## Available data
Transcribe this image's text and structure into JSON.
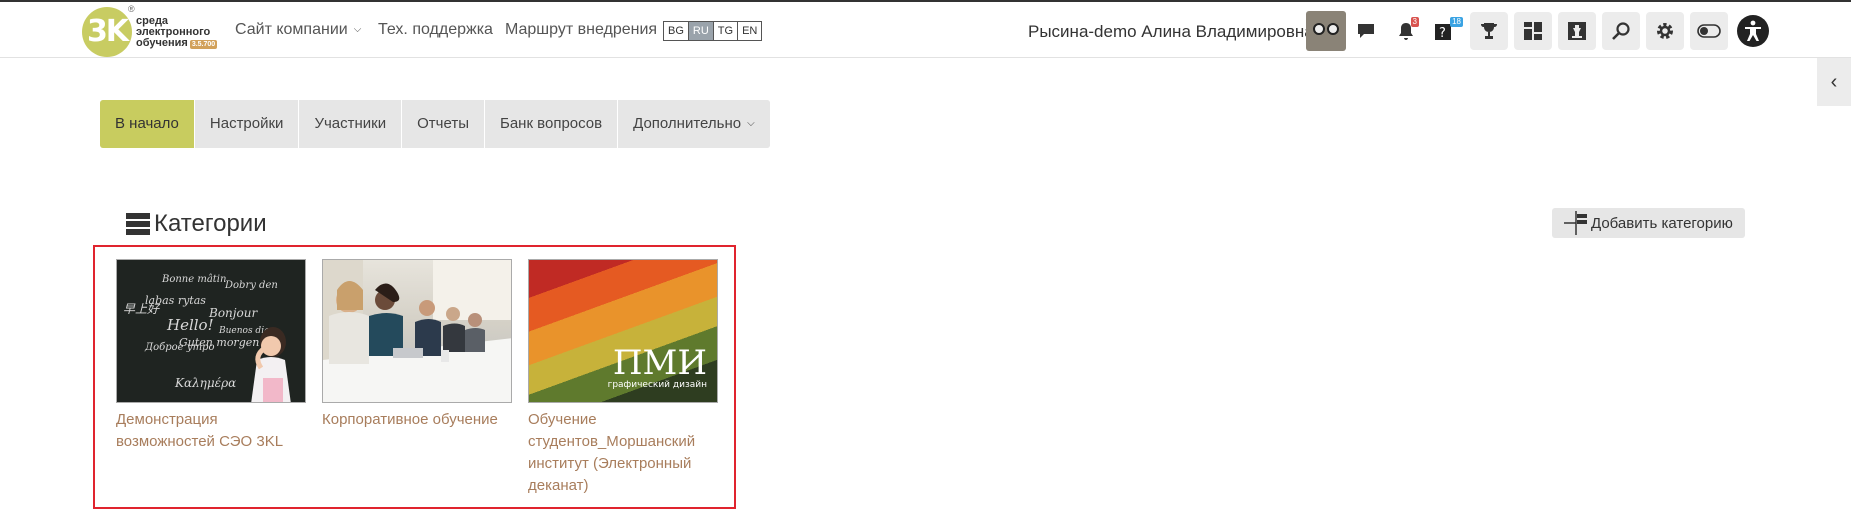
{
  "header": {
    "logo": {
      "mark": "3K",
      "reg": "®",
      "line1": "среда",
      "line2": "электронного",
      "line3": "обучения",
      "version": "3.5.700"
    },
    "nav": [
      {
        "label": "Сайт компании",
        "dropdown": true
      },
      {
        "label": "Тех. поддержка",
        "dropdown": false
      },
      {
        "label": "Маршрут внедрения",
        "dropdown": false
      }
    ],
    "languages": [
      {
        "code": "BG",
        "active": false
      },
      {
        "code": "RU",
        "active": true
      },
      {
        "code": "TG",
        "active": false
      },
      {
        "code": "EN",
        "active": false
      }
    ],
    "user_name": "Рысина-demo Алина Владимировна",
    "notifications_count": "3",
    "questions_count": "18",
    "icons": [
      "chat-icon",
      "bell-icon",
      "question-icon",
      "trophy-icon",
      "dashboard-icon",
      "chess-icon",
      "search-icon",
      "gear-icon",
      "toggle-icon",
      "accessibility-icon"
    ]
  },
  "tabs": [
    {
      "label": "В начало",
      "active": true
    },
    {
      "label": "Настройки",
      "active": false
    },
    {
      "label": "Участники",
      "active": false
    },
    {
      "label": "Отчеты",
      "active": false
    },
    {
      "label": "Банк вопросов",
      "active": false
    },
    {
      "label": "Дополнительно",
      "active": false,
      "dropdown": true
    }
  ],
  "categories": {
    "title": "Категории",
    "add_button_label": "Добавить категорию",
    "items": [
      {
        "title": "Демонстрация возможностей СЭО 3KL",
        "image": "chalkboard",
        "chalk_words": [
          "Bonne mâtin",
          "Dobry den",
          "labas rytas",
          "Bonjour",
          "Hello!",
          "Guten morgen",
          "Buenos dias",
          "Доброе утро",
          "Καλημέρα",
          "早上好"
        ]
      },
      {
        "title": "Корпоративное обучение",
        "image": "meeting"
      },
      {
        "title": "Обучение студентов_Моршанский институт (Электронный деканат)",
        "image": "painted-wall",
        "image_text": "ПМИ",
        "image_subtext": "графический дизайн"
      }
    ]
  },
  "colors": {
    "accent": "#c8cc5f",
    "link": "#a87d5c",
    "highlight": "#e0242e"
  }
}
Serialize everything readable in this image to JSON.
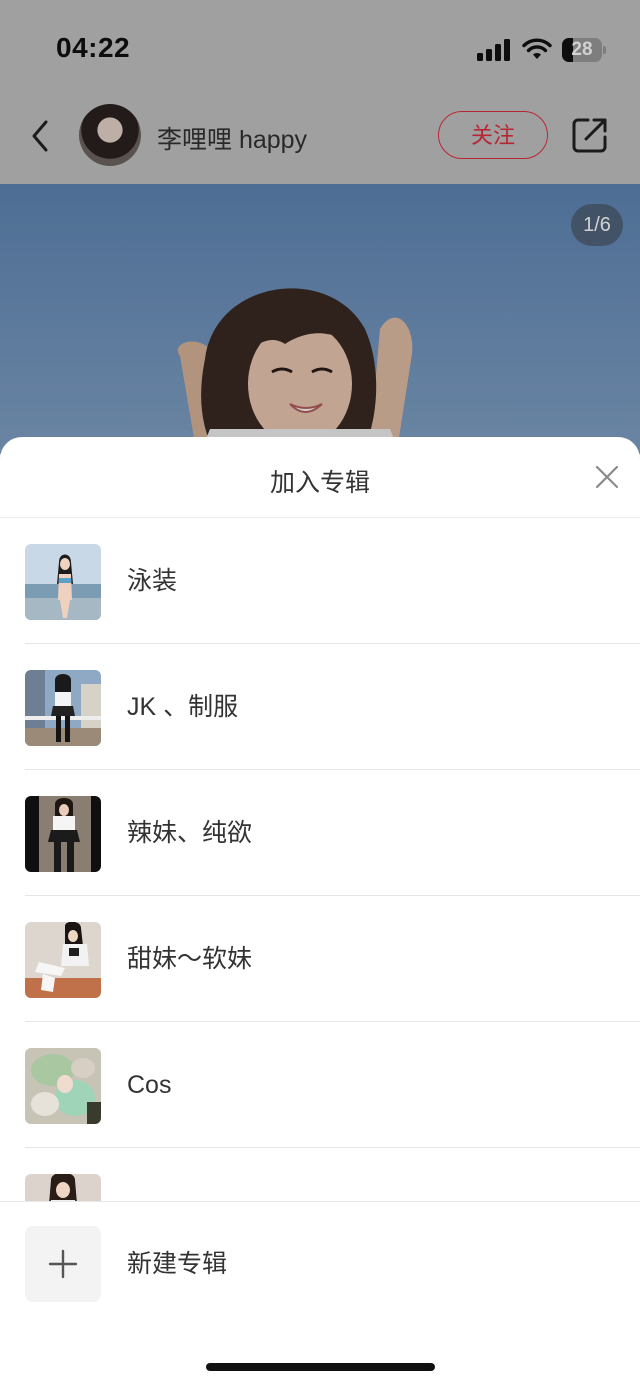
{
  "status_bar": {
    "time": "04:22",
    "battery_level": "28",
    "battery_fraction": 0.28,
    "icons": [
      "signal-icon",
      "wifi-icon",
      "battery-icon"
    ]
  },
  "nav": {
    "author_name": "李哩哩 happy",
    "follow_label": "关注",
    "icons": [
      "back-icon",
      "share-icon"
    ]
  },
  "post": {
    "image_counter": "1/6"
  },
  "sheet": {
    "title": "加入专辑",
    "albums": [
      {
        "label": "泳装"
      },
      {
        "label": "JK 、制服"
      },
      {
        "label": "辣妹、纯欲"
      },
      {
        "label": "甜妹～软妹"
      },
      {
        "label": "Cos"
      },
      {
        "label": ""
      }
    ],
    "new_album_label": "新建专辑"
  },
  "colors": {
    "accent": "#e0303f",
    "header_bg": "#c4c4c4",
    "text": "#333333"
  }
}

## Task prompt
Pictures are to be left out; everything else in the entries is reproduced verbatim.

## Written answer
Transcribe this image's text and structure into JSON.
{
  "header": {
    "logo": {
      "mark": "3K",
      "reg": "®",
      "line1": "среда",
      "line2": "электронного",
      "line3": "обучения",
      "version": "3.5.700"
    },
    "nav": [
      {
        "label": "Сайт компании",
        "dropdown": true
      },
      {
        "label": "Тех. поддержка",
        "dropdown": false
      },
      {
        "label": "Маршрут внедрения",
        "dropdown": false
      }
    ],
    "languages": [
      {
        "code": "BG",
        "active": false
      },
      {
        "code": "RU",
        "active": true
      },
      {
        "code": "TG",
        "active": false
      },
      {
        "code": "EN",
        "active": false
      }
    ],
    "user_name": "Рысина-demo Алина Владимировна",
    "notifications_count": "3",
    "questions_count": "18",
    "icons": [
      "chat-icon",
      "bell-icon",
      "question-icon",
      "trophy-icon",
      "dashboard-icon",
      "chess-icon",
      "search-icon",
      "gear-icon",
      "toggle-icon",
      "accessibility-icon"
    ]
  },
  "tabs": [
    {
      "label": "В начало",
      "active": true
    },
    {
      "label": "Настройки",
      "active": false
    },
    {
      "label": "Участники",
      "active": false
    },
    {
      "label": "Отчеты",
      "active": false
    },
    {
      "label": "Банк вопросов",
      "active": false
    },
    {
      "label": "Дополнительно",
      "active": false,
      "dropdown": true
    }
  ],
  "categories": {
    "title": "Категории",
    "add_button_label": "Добавить категорию",
    "items": [
      {
        "title": "Демонстрация возможностей СЭО 3KL",
        "image": "chalkboard",
        "chalk_words": [
          "Bonne mâtin",
          "Dobry den",
          "labas rytas",
          "Bonjour",
          "Hello!",
          "Guten morgen",
          "Buenos dias",
          "Доброе утро",
          "Καλημέρα",
          "早上好"
        ]
      },
      {
        "title": "Корпоративное обучение",
        "image": "meeting"
      },
      {
        "title": "Обучение студентов_Моршанский институт (Электронный деканат)",
        "image": "painted-wall",
        "image_text": "ПМИ",
        "image_subtext": "графический дизайн"
      }
    ]
  },
  "colors": {
    "accent": "#c8cc5f",
    "link": "#a87d5c",
    "highlight": "#e0242e"
  }
}
Serialize everything readable in this image to JSON.
{
  "status_bar": {
    "time": "04:22",
    "battery_level": "28",
    "battery_fraction": 0.28,
    "icons": [
      "signal-icon",
      "wifi-icon",
      "battery-icon"
    ]
  },
  "nav": {
    "author_name": "李哩哩 happy",
    "follow_label": "关注",
    "icons": [
      "back-icon",
      "share-icon"
    ]
  },
  "post": {
    "image_counter": "1/6"
  },
  "sheet": {
    "title": "加入专辑",
    "albums": [
      {
        "label": "泳装"
      },
      {
        "label": "JK 、制服"
      },
      {
        "label": "辣妹、纯欲"
      },
      {
        "label": "甜妹～软妹"
      },
      {
        "label": "Cos"
      },
      {
        "label": ""
      }
    ],
    "new_album_label": "新建专辑"
  },
  "colors": {
    "accent": "#e0303f",
    "header_bg": "#c4c4c4",
    "text": "#333333"
  }
}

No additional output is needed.